The cuts are part of a three-year plan by the bank to integrate its operations following the £1.7 billion takeover by CYBG – formerly Clydesdale Bank and Yorkshire Bank – in 2018.
The PA news agency understands that the roles are expected to be cut across three head offices in Glasgow, Gosforth and Leeds as part of plans to reduce overall headcount by 16% by next year.
The former Clydesdale bank HQ in Glasgow is expected to see 200 roles go, the former Yorkshire bank office in Leeds could see 50 workers hit and 150 roles in Virgin Money’s office in Gosforth are expected to go, it is understood.
Lucy Dimes, chief strategy and transformation officer at Virgin Money UK, said: “We are committed to bringing our operations together under the Virgin Money brand to offer customers a sustainable business which is fit for the future.
“Decisions on jobs are never taken lightly, particularly in the more challenging environment brought about by the pandemic, and our focus is on minimising the impact on colleagues from the changes as much as we can.
“We will support all affected colleagues, helping them find alternative roles within the business and avoiding compulsory redundancies wherever possible.”
The move comes three months after bosses said they would shut or merge 52 branches with the loss of 300 jobs. They want to rebrand 166 branches under the Virgin Money banner by March next year.
Further cuts to hit the 16% target of job reductions are expected ahead of the October 2021 deadline set by the company.
The bank has said previously that the move is to create a more efficient and sustainable business.
Tuesday’s job cuts are likely to come through natural turnover and the removal of vacancies wherever possible, it added.
The group announced plans in February to axe 500 full-time equivalent roles, including 215 in its branches.
In its update on the plans, the group said it had been able to reduce the number of head office roles being cut due to more staff working from home, while it is also keeping more business banking and contact centre employees to help small firms and other customers amid the crisis.
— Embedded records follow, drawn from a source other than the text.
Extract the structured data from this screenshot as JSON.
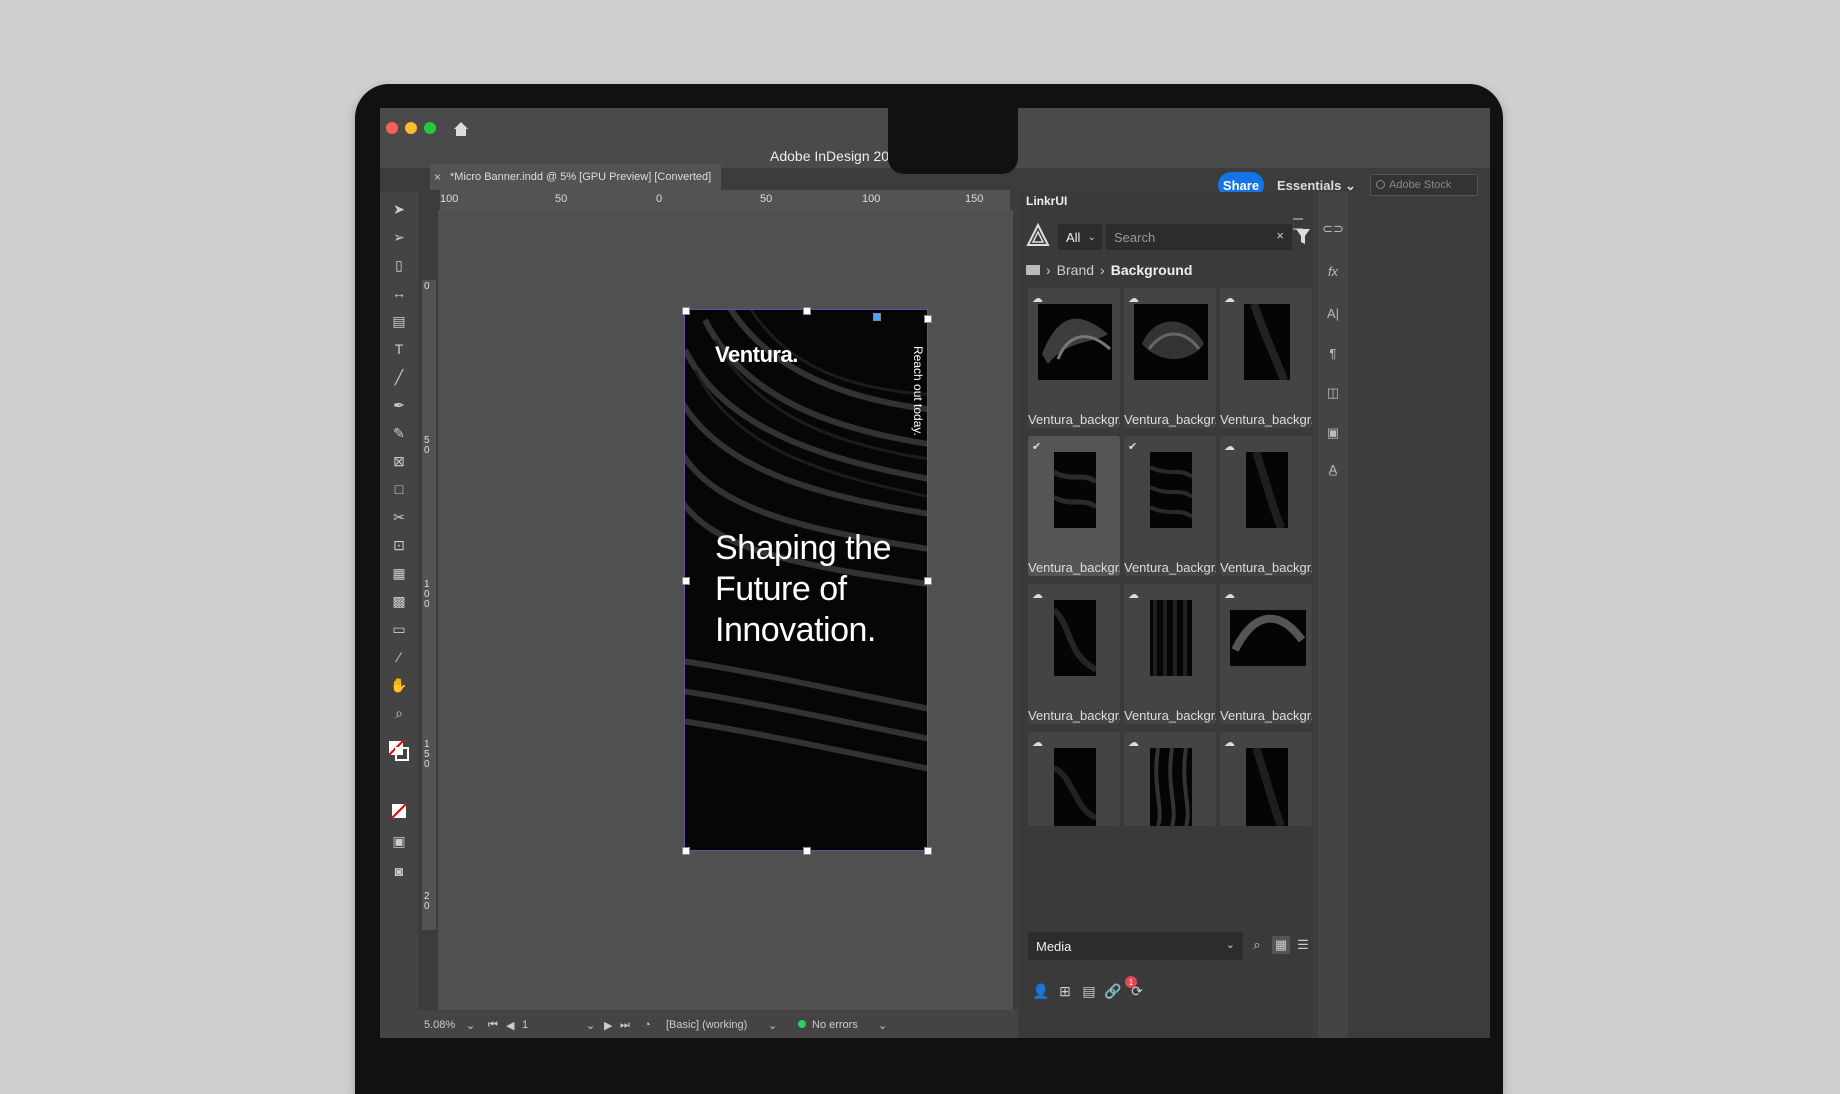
{
  "window": {
    "title": "Adobe InDesign 2025",
    "share_label": "Share",
    "workspace_label": "Essentials",
    "stock_placeholder": "Adobe Stock"
  },
  "document": {
    "tab_label": "*Micro Banner.indd @ 5% [GPU Preview] [Converted]",
    "close_glyph": "×"
  },
  "ruler": {
    "horizontal_ticks": [
      "100",
      "50",
      "0",
      "50",
      "100",
      "150"
    ],
    "vertical_ticks": [
      "0",
      "5 0",
      "1 0 0",
      "1 5 0",
      "2 0"
    ]
  },
  "artboard": {
    "brand": "Ventura.",
    "cta": "Reach out today.",
    "headline": "Shaping the Future of Innovation."
  },
  "panel": {
    "title": "LinkrUI",
    "filter_value": "All",
    "search_placeholder": "Search",
    "clear_glyph": "×",
    "breadcrumb": [
      "Brand",
      "Background"
    ],
    "assets": [
      {
        "name": "Ventura_backgr...",
        "badge": "cloud"
      },
      {
        "name": "Ventura_backgr...",
        "badge": "cloud"
      },
      {
        "name": "Ventura_backgr...",
        "badge": "cloud"
      },
      {
        "name": "Ventura_backgr...",
        "badge": "check"
      },
      {
        "name": "Ventura_backgr...",
        "badge": "check"
      },
      {
        "name": "Ventura_backgr...",
        "badge": "cloud"
      },
      {
        "name": "Ventura_backgr...",
        "badge": "cloud"
      },
      {
        "name": "Ventura_backgr...",
        "badge": "cloud"
      },
      {
        "name": "Ventura_backgr...",
        "badge": "cloud"
      },
      {
        "name": "",
        "badge": "cloud"
      },
      {
        "name": "",
        "badge": "cloud"
      },
      {
        "name": "",
        "badge": "cloud"
      }
    ],
    "media_value": "Media",
    "notification_count": "1"
  },
  "status": {
    "zoom": "5.08%",
    "page": "1",
    "style": "[Basic] (working)",
    "preflight": "No errors"
  },
  "colors": {
    "accent": "#1473e6",
    "frame": "#6c4aa8",
    "ok": "#2ecc71"
  }
}
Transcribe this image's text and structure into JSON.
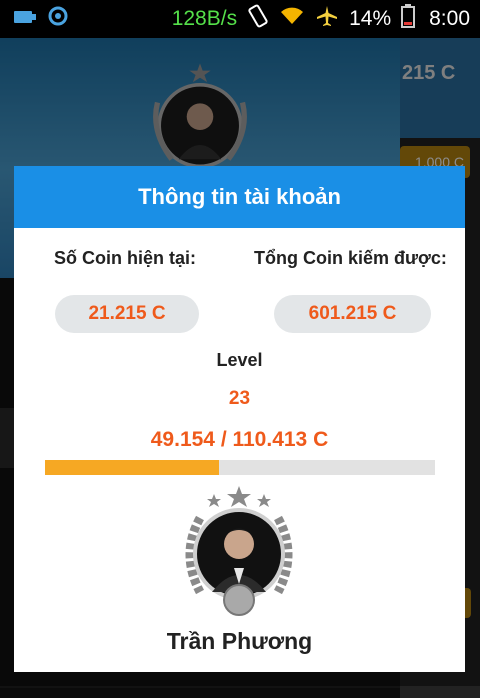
{
  "statusbar": {
    "speed": "128B/s",
    "battery": "14%",
    "time": "8:00",
    "icons": [
      "usb-icon",
      "sync-icon",
      "phone-vibrate-icon",
      "wifi-icon",
      "airplane-icon",
      "battery-icon"
    ]
  },
  "background": {
    "side_coin": "215 C",
    "gold_badge": "1.000 C"
  },
  "dialog": {
    "title": "Thông tin tài khoản",
    "current_coin_label": "Số Coin hiện tại:",
    "total_coin_label": "Tổng Coin kiếm được:",
    "current_coin_value": "21.215 C",
    "total_coin_value": "601.215 C",
    "level_label": "Level",
    "level_value": "23",
    "progress_text": "49.154 / 110.413 C",
    "progress_fraction": 0.445,
    "user_name": "Trần Phương"
  },
  "colors": {
    "header": "#1a8fe6",
    "accent_orange": "#ef5a1b",
    "progress_fill": "#f6a823"
  }
}
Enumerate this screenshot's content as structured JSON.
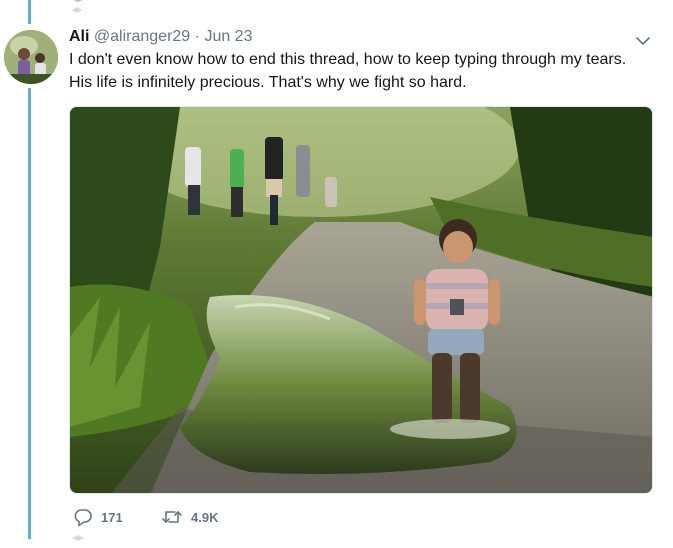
{
  "tweet": {
    "author_name": "Ali",
    "author_handle": "@aliranger29",
    "separator": "·",
    "date": "Jun 23",
    "text_lines": [
      "I don't even know how to end this thread, how to keep typing through my tears.",
      "His life is infinitely precious. That's why we fight so hard."
    ],
    "stats": {
      "replies": "171",
      "retweets": "4.9K"
    },
    "media": {
      "icon": "photo",
      "subject": "toddler walking through a puddle on a wooded dirt path"
    }
  },
  "icons": {
    "reply": "reply-icon",
    "retweet": "retweet-icon",
    "caret": "chevron-down-icon"
  },
  "colors": {
    "thread_line": "#5fb3c6",
    "secondary_text": "#657786",
    "primary_text": "#14171a"
  }
}
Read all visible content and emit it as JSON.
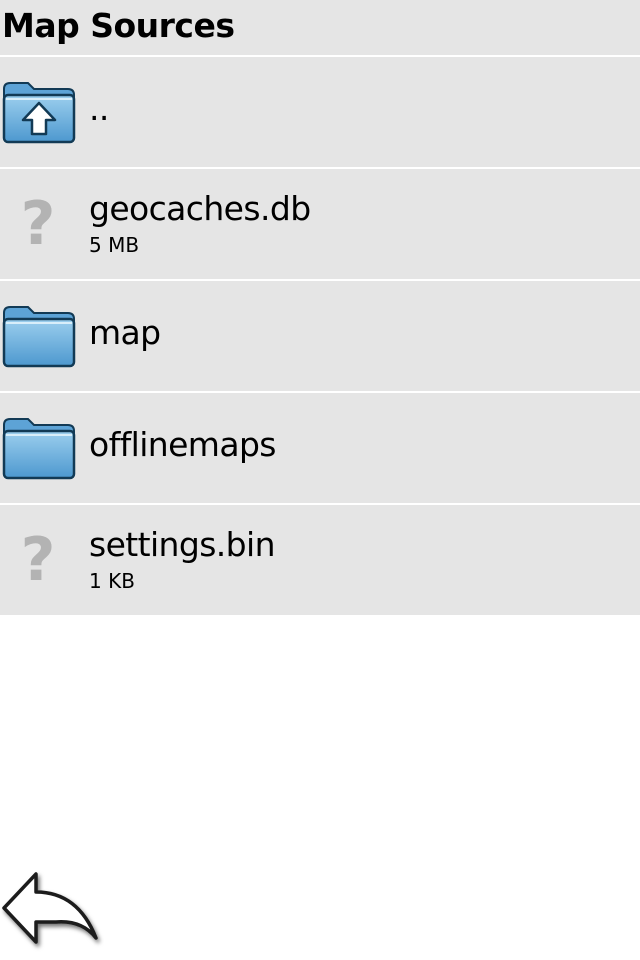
{
  "header": {
    "title": "Map Sources"
  },
  "list": {
    "items": [
      {
        "name": "..",
        "size": "",
        "icon": "folder-up-icon",
        "type": "parent-folder"
      },
      {
        "name": "geocaches.db",
        "size": "5 MB",
        "icon": "unknown-file-icon",
        "type": "file"
      },
      {
        "name": "map",
        "size": "",
        "icon": "folder-icon",
        "type": "folder"
      },
      {
        "name": "offlinemaps",
        "size": "",
        "icon": "folder-icon",
        "type": "folder"
      },
      {
        "name": "settings.bin",
        "size": "1 KB",
        "icon": "unknown-file-icon",
        "type": "file"
      }
    ]
  },
  "footer": {
    "back_icon": "back-arrow-icon"
  },
  "colors": {
    "row_background": "#e5e5e5",
    "folder_blue": "#6fb0de",
    "question_mark_gray": "#b3b3b3"
  }
}
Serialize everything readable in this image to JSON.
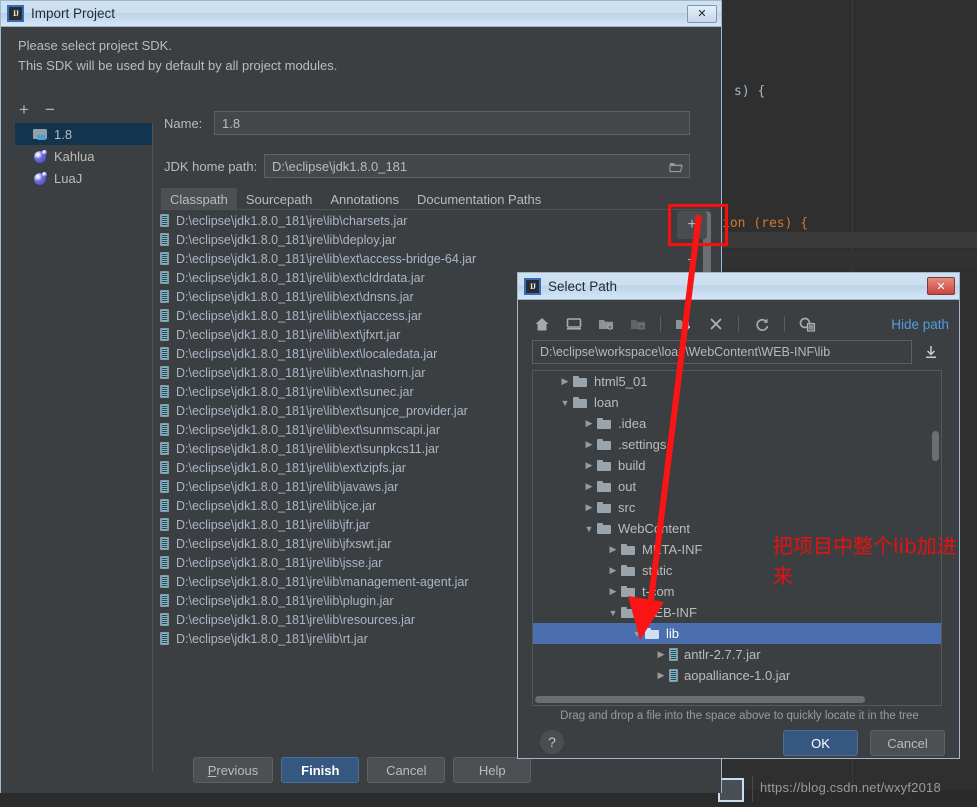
{
  "background": {
    "code_lines": [
      "s) {",
      "ion (res) {"
    ],
    "watermark": "https://blog.csdn.net/wxyf2018"
  },
  "import_dialog": {
    "title": "Import Project",
    "close_label": "✕",
    "prompt_line1": "Please select project SDK.",
    "prompt_line2": "This SDK will be used by default by all project modules.",
    "sdk_toolbar": {
      "add_label": "+",
      "remove_label": "−"
    },
    "sdk_items": [
      {
        "label": "1.8",
        "icon": "jdk-icon",
        "selected": true
      },
      {
        "label": "Kahlua",
        "icon": "lua-icon",
        "selected": false
      },
      {
        "label": "LuaJ",
        "icon": "lua-icon",
        "selected": false
      }
    ],
    "name_label": "Name:",
    "name_value": "1.8",
    "jdk_label": "JDK home path:",
    "jdk_value": "D:\\eclipse\\jdk1.8.0_181",
    "browse_icon": "folder-open-icon",
    "tabs": [
      {
        "label": "Classpath",
        "active": true
      },
      {
        "label": "Sourcepath",
        "active": false
      },
      {
        "label": "Annotations",
        "active": false
      },
      {
        "label": "Documentation Paths",
        "active": false
      }
    ],
    "classpath_entries": [
      "D:\\eclipse\\jdk1.8.0_181\\jre\\lib\\charsets.jar",
      "D:\\eclipse\\jdk1.8.0_181\\jre\\lib\\deploy.jar",
      "D:\\eclipse\\jdk1.8.0_181\\jre\\lib\\ext\\access-bridge-64.jar",
      "D:\\eclipse\\jdk1.8.0_181\\jre\\lib\\ext\\cldrdata.jar",
      "D:\\eclipse\\jdk1.8.0_181\\jre\\lib\\ext\\dnsns.jar",
      "D:\\eclipse\\jdk1.8.0_181\\jre\\lib\\ext\\jaccess.jar",
      "D:\\eclipse\\jdk1.8.0_181\\jre\\lib\\ext\\jfxrt.jar",
      "D:\\eclipse\\jdk1.8.0_181\\jre\\lib\\ext\\localedata.jar",
      "D:\\eclipse\\jdk1.8.0_181\\jre\\lib\\ext\\nashorn.jar",
      "D:\\eclipse\\jdk1.8.0_181\\jre\\lib\\ext\\sunec.jar",
      "D:\\eclipse\\jdk1.8.0_181\\jre\\lib\\ext\\sunjce_provider.jar",
      "D:\\eclipse\\jdk1.8.0_181\\jre\\lib\\ext\\sunmscapi.jar",
      "D:\\eclipse\\jdk1.8.0_181\\jre\\lib\\ext\\sunpkcs11.jar",
      "D:\\eclipse\\jdk1.8.0_181\\jre\\lib\\ext\\zipfs.jar",
      "D:\\eclipse\\jdk1.8.0_181\\jre\\lib\\javaws.jar",
      "D:\\eclipse\\jdk1.8.0_181\\jre\\lib\\jce.jar",
      "D:\\eclipse\\jdk1.8.0_181\\jre\\lib\\jfr.jar",
      "D:\\eclipse\\jdk1.8.0_181\\jre\\lib\\jfxswt.jar",
      "D:\\eclipse\\jdk1.8.0_181\\jre\\lib\\jsse.jar",
      "D:\\eclipse\\jdk1.8.0_181\\jre\\lib\\management-agent.jar",
      "D:\\eclipse\\jdk1.8.0_181\\jre\\lib\\plugin.jar",
      "D:\\eclipse\\jdk1.8.0_181\\jre\\lib\\resources.jar",
      "D:\\eclipse\\jdk1.8.0_181\\jre\\lib\\rt.jar"
    ],
    "side_buttons": {
      "add_label": "+",
      "remove_label": "−"
    },
    "footer_buttons": [
      {
        "label": "Previous",
        "primary": false,
        "mnemonic": "P"
      },
      {
        "label": "Finish",
        "primary": true
      },
      {
        "label": "Cancel",
        "primary": false
      },
      {
        "label": "Help",
        "primary": false
      }
    ]
  },
  "select_path_dialog": {
    "title": "Select Path",
    "close_label": "✕",
    "toolbar_icons": [
      "home-icon",
      "desktop-icon",
      "project-folder-icon",
      "module-folder-icon",
      "new-folder-icon",
      "delete-icon",
      "refresh-icon",
      "show-hidden-files-icon"
    ],
    "hide_path_label": "Hide path",
    "path_value": "D:\\eclipse\\workspace\\loan\\WebContent\\WEB-INF\\lib",
    "path_dropdown_icon": "download-arrow-icon",
    "tree": [
      {
        "label": "html5_01",
        "depth": 1,
        "twisty": "▶",
        "kind": "folder",
        "selected": false
      },
      {
        "label": "loan",
        "depth": 1,
        "twisty": "▼",
        "kind": "folder",
        "selected": false
      },
      {
        "label": ".idea",
        "depth": 2,
        "twisty": "▶",
        "kind": "folder",
        "selected": false
      },
      {
        "label": ".settings",
        "depth": 2,
        "twisty": "▶",
        "kind": "folder",
        "selected": false
      },
      {
        "label": "build",
        "depth": 2,
        "twisty": "▶",
        "kind": "folder",
        "selected": false
      },
      {
        "label": "out",
        "depth": 2,
        "twisty": "▶",
        "kind": "folder",
        "selected": false
      },
      {
        "label": "src",
        "depth": 2,
        "twisty": "▶",
        "kind": "folder",
        "selected": false
      },
      {
        "label": "WebContent",
        "depth": 2,
        "twisty": "▼",
        "kind": "folder",
        "selected": false
      },
      {
        "label": "META-INF",
        "depth": 3,
        "twisty": "▶",
        "kind": "folder",
        "selected": false
      },
      {
        "label": "static",
        "depth": 3,
        "twisty": "▶",
        "kind": "folder",
        "selected": false
      },
      {
        "label": "t-com",
        "depth": 3,
        "twisty": "▶",
        "kind": "folder",
        "selected": false
      },
      {
        "label": "WEB-INF",
        "depth": 3,
        "twisty": "▼",
        "kind": "folder",
        "selected": false
      },
      {
        "label": "lib",
        "depth": 4,
        "twisty": "▼",
        "kind": "folder",
        "selected": true
      },
      {
        "label": "antlr-2.7.7.jar",
        "depth": 5,
        "twisty": "▶",
        "kind": "jar",
        "selected": false
      },
      {
        "label": "aopalliance-1.0.jar",
        "depth": 5,
        "twisty": "▶",
        "kind": "jar",
        "selected": false
      }
    ],
    "hint": "Drag and drop a file into the space above to quickly locate it in the tree",
    "help_label": "?",
    "ok_label": "OK",
    "cancel_label": "Cancel"
  },
  "annotation": {
    "text": "把项目中整个lib加进来",
    "color": "#e81010"
  }
}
But it is sticking to overall aims to slash around 16% of its combined workforce – some 1,500 jobs – following CYBG’s £1.7 billion takeover of Virgin Money in 2018.
HSBC also recently lifted the freeze on its redundancy programme to cut around 35,000 jobs worldwide.
A number of banks had paused redundancy plans amid the crisis, with Lloyds Banking Group also among those to temporarily halt job cuts.